Sting doesn't want his children to inherit his £180m fortune so that they can earn their own way in the world. The British rocker revealed his rather divisive plans in an interview with the Mail on Sunday, making it clear that his six children haven't had and won't have an easy ride and will have to stand on their own two feet.
The 62 year-old former Police star, who is one of Britain's wealthiest musicians, has revealed that he places an emphasis on encouraging his children "to succeed on their own merit" which they are happy to do. What's more, Sting claims that his fortune is depleting because of hefty outgoings.
He said: "I told them there won't be much money left because we are spending it. We have a lot of commitments. What comes in we spend, and there isn't much left. I certainly don't want to leave them trust funds that are albatrosses round their necks. They have to work. All my kids know that and they rarely ask me for anything, which I really respect and appreciate."
Sting, AKA Gordon Sumner, has two children - Joseph, 37, and Kate, 32 - from his first marriage to Frances Tomelty plus four children - Brigitte Michael, 30, Jake, 28, Eliot Pauline, 23, and Giacomo Luke, 18 - from a second and current marriage to Trudie Styler.
Sting defended his children from the assumption that they are bank-rolled by his considerable wealth: "People make assumptions that they were born with a silver spoon in their mouth, but they have not been given a lot," he asserted.

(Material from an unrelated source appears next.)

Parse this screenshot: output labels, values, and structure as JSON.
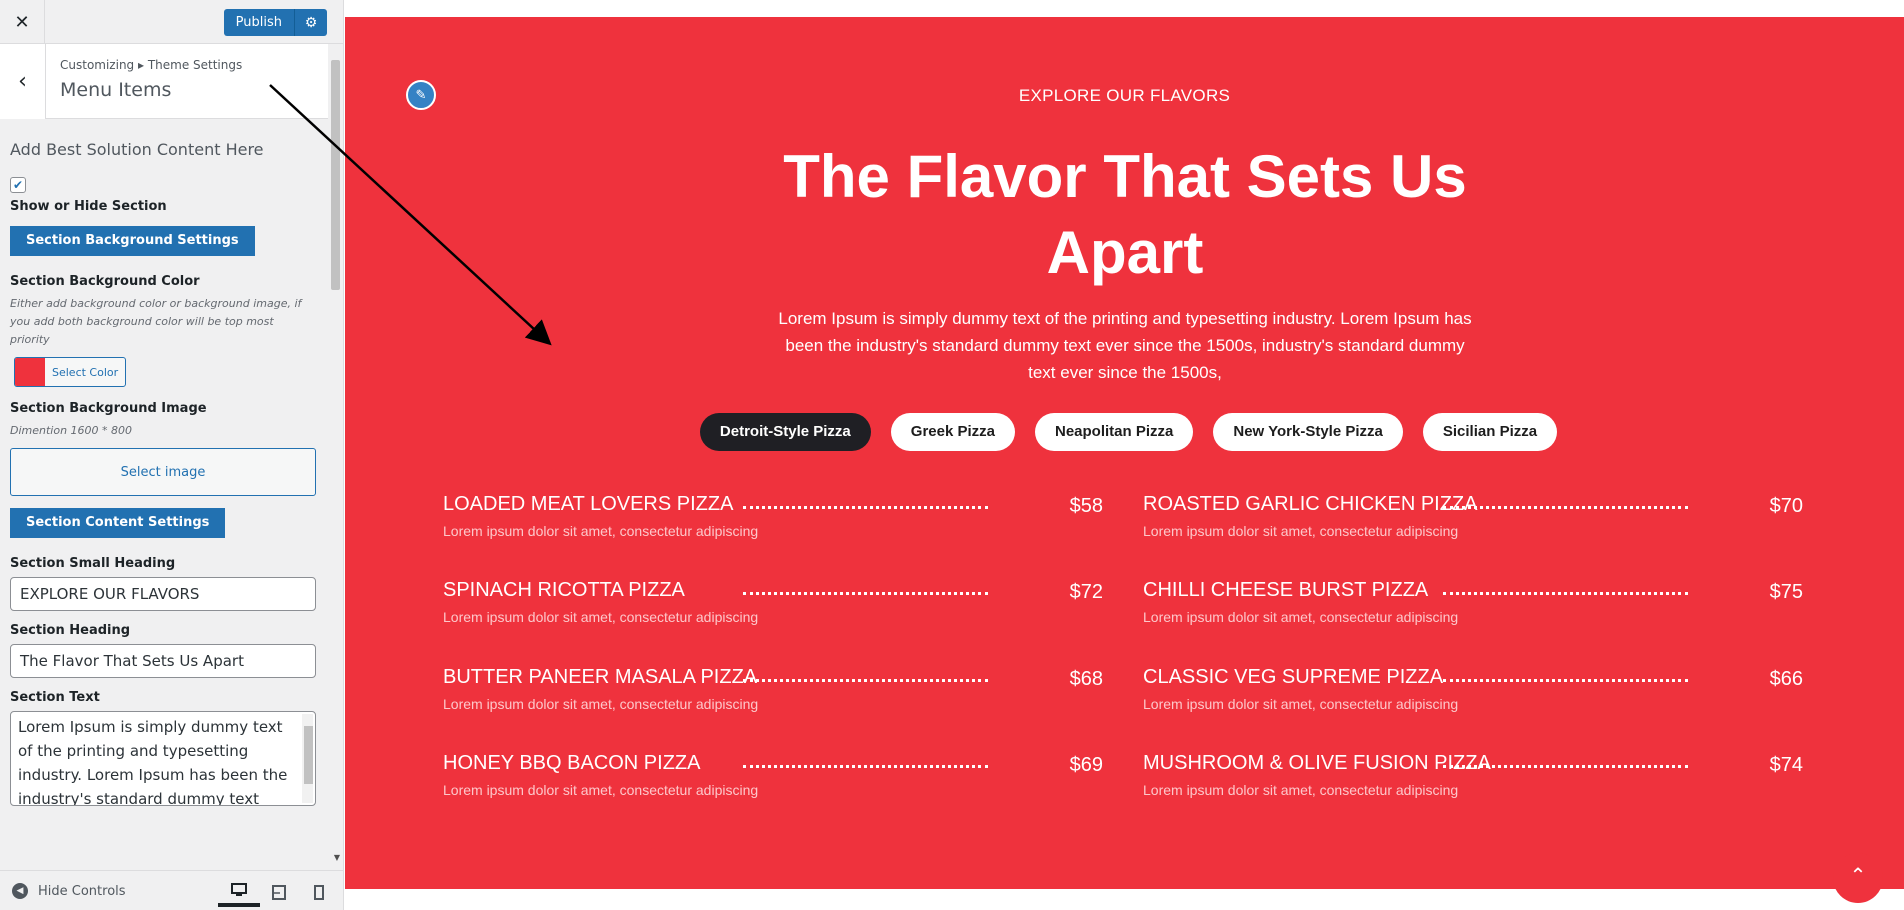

"Obviously, if they were in trouble I would help them, but I've never really had to do that. They have the work ethic that makes them want to succeed on their own merit," the rocker added.
The Sumners were a poor, working class family from Wallsend, Tyneside and Sting, now Britain's ninth richest musician, used this upbringing to inspire his success and shape his later parenting ideologies.
Sting's musical, The Last Ship, which premiered in Chicago last week, was inspired by his early life growing up around shipyard docks and draws on his fractious relationship with his father.
"We have to go back to where we came from and reassess, give thanks for it and honour it. I want to celebrate where I came from; that town, what they did, and the hardship," he said.
Sting Has Said That His Children Will Have To Work To Earn Their Money.